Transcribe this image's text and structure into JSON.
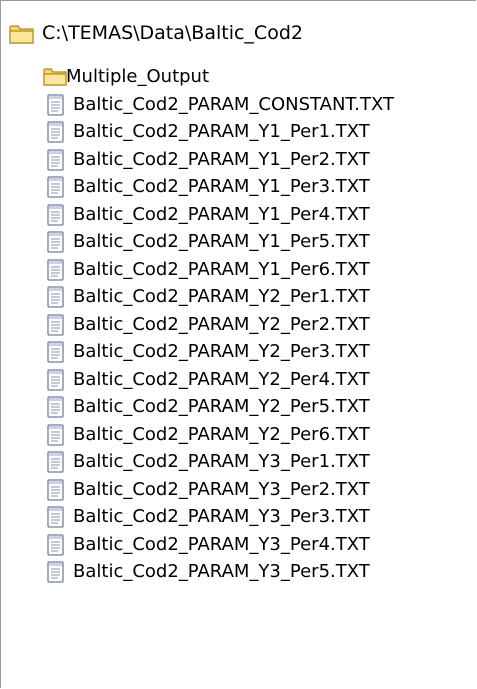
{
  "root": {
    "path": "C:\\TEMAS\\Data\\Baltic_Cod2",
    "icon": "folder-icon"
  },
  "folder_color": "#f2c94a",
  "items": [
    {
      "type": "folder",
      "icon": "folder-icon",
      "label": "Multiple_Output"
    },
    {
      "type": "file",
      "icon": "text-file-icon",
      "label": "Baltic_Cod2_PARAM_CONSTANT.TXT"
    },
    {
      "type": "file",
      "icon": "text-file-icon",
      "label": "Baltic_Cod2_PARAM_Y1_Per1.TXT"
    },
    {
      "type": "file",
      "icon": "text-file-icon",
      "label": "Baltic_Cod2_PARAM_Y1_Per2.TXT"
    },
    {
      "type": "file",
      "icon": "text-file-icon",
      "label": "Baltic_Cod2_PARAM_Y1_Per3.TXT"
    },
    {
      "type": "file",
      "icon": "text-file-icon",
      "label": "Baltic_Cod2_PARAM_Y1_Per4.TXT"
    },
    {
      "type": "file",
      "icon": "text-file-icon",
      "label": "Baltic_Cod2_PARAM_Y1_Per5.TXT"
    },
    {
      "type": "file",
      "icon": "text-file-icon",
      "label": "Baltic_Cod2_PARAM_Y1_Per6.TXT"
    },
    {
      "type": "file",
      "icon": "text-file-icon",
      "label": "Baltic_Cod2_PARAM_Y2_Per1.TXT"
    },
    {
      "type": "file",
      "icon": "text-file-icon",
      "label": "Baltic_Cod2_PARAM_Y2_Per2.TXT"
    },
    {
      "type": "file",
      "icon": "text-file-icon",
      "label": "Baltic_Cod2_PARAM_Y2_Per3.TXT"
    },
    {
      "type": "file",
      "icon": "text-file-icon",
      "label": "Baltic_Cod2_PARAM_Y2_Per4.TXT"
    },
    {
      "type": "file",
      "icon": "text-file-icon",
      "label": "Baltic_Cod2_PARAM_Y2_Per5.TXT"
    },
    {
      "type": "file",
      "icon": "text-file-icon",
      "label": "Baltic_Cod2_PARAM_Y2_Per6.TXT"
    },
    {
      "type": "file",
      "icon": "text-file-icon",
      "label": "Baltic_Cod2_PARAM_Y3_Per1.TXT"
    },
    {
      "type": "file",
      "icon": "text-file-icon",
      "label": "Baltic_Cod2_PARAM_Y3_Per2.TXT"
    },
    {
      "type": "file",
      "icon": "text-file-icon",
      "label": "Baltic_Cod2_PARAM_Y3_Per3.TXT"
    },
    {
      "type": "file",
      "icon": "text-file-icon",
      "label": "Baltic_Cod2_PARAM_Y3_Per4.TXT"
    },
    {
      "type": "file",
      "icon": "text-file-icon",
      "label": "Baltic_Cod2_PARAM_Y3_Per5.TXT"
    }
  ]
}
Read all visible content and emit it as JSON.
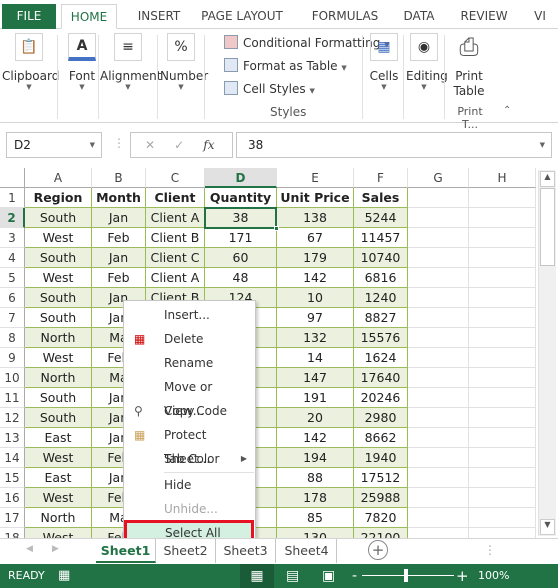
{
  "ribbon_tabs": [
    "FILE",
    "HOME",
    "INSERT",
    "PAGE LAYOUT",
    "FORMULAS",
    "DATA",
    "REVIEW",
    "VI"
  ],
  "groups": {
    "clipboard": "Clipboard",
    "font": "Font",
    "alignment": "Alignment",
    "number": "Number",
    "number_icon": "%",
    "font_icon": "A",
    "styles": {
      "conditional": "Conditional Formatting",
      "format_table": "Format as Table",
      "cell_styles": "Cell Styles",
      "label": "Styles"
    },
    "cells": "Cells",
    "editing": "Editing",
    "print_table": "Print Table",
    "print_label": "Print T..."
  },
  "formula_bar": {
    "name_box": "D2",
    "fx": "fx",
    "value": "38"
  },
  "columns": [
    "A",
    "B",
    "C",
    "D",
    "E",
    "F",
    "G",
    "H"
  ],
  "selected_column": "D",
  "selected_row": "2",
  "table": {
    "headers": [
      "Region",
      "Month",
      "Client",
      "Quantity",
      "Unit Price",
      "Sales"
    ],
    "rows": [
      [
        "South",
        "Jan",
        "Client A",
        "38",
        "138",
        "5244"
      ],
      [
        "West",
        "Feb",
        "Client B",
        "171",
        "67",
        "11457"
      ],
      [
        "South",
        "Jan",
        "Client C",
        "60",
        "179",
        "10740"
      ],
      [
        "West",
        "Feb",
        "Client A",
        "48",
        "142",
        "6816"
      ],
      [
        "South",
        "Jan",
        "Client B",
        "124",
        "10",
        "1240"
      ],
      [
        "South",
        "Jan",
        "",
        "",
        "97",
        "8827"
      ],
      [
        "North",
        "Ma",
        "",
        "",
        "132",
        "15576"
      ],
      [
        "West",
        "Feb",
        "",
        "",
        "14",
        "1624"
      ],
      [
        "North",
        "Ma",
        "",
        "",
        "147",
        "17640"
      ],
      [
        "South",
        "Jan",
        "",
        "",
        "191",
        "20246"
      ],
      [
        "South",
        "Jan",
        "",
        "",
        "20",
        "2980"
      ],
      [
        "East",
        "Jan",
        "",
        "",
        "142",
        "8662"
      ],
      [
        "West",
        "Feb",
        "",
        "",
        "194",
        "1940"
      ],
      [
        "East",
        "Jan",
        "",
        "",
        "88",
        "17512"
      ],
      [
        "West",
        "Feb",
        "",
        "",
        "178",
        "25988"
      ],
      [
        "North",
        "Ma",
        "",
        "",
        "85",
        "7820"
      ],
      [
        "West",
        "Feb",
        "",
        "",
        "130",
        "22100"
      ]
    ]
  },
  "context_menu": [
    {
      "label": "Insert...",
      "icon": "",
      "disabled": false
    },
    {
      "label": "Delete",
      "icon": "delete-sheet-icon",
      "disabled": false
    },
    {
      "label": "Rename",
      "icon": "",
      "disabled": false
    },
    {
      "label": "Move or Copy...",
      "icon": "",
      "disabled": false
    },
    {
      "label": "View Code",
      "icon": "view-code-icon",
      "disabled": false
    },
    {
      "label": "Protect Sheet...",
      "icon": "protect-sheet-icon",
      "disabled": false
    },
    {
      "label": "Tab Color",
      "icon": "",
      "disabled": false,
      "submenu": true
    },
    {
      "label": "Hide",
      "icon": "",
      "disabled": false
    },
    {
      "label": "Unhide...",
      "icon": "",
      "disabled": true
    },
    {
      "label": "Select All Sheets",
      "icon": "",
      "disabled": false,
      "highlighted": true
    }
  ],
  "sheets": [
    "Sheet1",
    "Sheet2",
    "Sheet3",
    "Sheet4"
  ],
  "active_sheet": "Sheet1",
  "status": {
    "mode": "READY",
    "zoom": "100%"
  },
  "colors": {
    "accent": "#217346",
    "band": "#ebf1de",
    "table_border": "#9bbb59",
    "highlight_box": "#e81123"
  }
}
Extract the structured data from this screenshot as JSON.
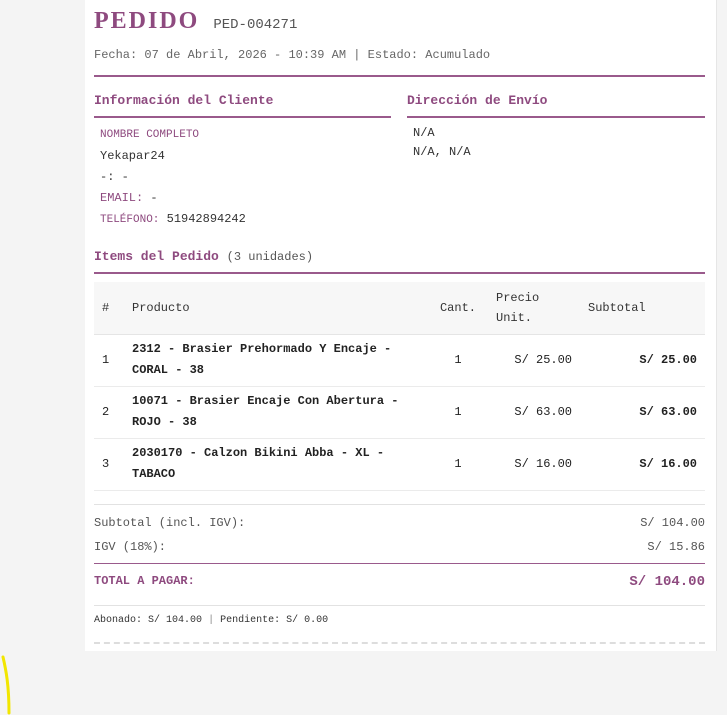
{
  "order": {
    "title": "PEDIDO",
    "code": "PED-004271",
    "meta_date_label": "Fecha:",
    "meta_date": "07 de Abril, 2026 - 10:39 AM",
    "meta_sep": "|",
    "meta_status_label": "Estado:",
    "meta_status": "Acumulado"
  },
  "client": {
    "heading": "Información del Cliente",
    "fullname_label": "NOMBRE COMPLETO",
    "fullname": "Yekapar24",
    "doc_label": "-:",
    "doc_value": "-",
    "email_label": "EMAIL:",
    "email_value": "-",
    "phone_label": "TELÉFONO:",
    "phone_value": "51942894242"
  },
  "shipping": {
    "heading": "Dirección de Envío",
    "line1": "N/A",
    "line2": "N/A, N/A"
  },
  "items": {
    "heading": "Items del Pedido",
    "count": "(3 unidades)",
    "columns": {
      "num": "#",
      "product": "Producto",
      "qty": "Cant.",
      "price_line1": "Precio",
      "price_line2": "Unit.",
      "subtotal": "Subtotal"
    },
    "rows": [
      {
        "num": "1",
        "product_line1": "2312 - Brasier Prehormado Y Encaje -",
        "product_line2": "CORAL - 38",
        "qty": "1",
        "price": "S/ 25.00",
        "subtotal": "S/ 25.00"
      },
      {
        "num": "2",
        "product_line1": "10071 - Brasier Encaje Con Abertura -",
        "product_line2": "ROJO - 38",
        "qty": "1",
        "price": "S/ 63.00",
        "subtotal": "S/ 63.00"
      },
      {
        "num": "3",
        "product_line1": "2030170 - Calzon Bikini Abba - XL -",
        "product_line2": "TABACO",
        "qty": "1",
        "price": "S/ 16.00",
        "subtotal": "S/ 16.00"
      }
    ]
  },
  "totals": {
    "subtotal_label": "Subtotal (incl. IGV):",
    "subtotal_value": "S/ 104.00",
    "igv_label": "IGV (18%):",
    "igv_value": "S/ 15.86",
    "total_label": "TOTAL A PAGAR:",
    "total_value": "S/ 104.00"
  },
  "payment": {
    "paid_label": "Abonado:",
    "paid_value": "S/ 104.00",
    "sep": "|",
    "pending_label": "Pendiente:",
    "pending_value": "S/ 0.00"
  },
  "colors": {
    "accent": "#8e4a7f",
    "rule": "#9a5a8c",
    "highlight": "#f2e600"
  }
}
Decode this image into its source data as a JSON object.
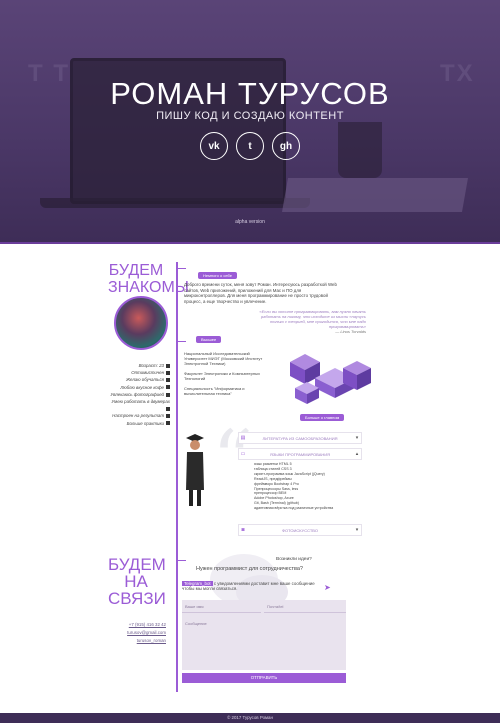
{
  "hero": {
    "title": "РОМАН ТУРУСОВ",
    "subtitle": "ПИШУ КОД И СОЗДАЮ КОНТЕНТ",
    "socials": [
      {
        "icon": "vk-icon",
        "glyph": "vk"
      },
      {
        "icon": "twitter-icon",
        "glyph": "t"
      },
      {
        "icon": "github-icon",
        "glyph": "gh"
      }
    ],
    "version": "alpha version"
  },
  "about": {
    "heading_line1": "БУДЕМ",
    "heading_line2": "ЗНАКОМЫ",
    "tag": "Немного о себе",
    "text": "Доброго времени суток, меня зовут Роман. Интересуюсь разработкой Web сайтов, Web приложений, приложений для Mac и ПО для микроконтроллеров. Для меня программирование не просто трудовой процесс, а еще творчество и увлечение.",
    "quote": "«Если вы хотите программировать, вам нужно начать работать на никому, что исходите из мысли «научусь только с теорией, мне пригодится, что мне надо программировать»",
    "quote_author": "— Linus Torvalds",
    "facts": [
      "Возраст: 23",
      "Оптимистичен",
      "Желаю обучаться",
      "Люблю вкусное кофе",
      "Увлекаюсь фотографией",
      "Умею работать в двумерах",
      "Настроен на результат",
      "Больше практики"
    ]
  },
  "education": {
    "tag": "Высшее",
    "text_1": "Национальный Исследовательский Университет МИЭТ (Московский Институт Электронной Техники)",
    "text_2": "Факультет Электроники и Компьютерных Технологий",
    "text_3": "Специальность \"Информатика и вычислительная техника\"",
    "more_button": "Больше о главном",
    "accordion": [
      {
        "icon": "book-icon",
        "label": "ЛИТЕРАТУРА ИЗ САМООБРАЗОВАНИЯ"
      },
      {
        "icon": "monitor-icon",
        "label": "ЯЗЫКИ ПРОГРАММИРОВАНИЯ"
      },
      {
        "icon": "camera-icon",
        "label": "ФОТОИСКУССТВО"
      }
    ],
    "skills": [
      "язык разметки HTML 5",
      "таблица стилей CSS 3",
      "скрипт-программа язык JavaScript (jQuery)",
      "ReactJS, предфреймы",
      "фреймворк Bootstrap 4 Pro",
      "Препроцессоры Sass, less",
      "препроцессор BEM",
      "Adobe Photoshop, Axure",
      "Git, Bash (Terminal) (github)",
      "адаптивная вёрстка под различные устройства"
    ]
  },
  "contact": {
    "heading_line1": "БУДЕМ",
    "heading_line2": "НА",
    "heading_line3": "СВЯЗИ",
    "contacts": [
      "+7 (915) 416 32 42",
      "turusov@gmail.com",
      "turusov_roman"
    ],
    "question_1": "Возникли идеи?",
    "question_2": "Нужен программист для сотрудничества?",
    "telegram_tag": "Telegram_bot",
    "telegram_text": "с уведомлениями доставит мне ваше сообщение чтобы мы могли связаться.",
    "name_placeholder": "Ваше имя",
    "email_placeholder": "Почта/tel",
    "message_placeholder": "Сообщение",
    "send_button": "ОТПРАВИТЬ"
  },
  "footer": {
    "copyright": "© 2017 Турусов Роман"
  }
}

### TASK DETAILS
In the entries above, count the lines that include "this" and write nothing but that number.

### EXERCISE RESULT
3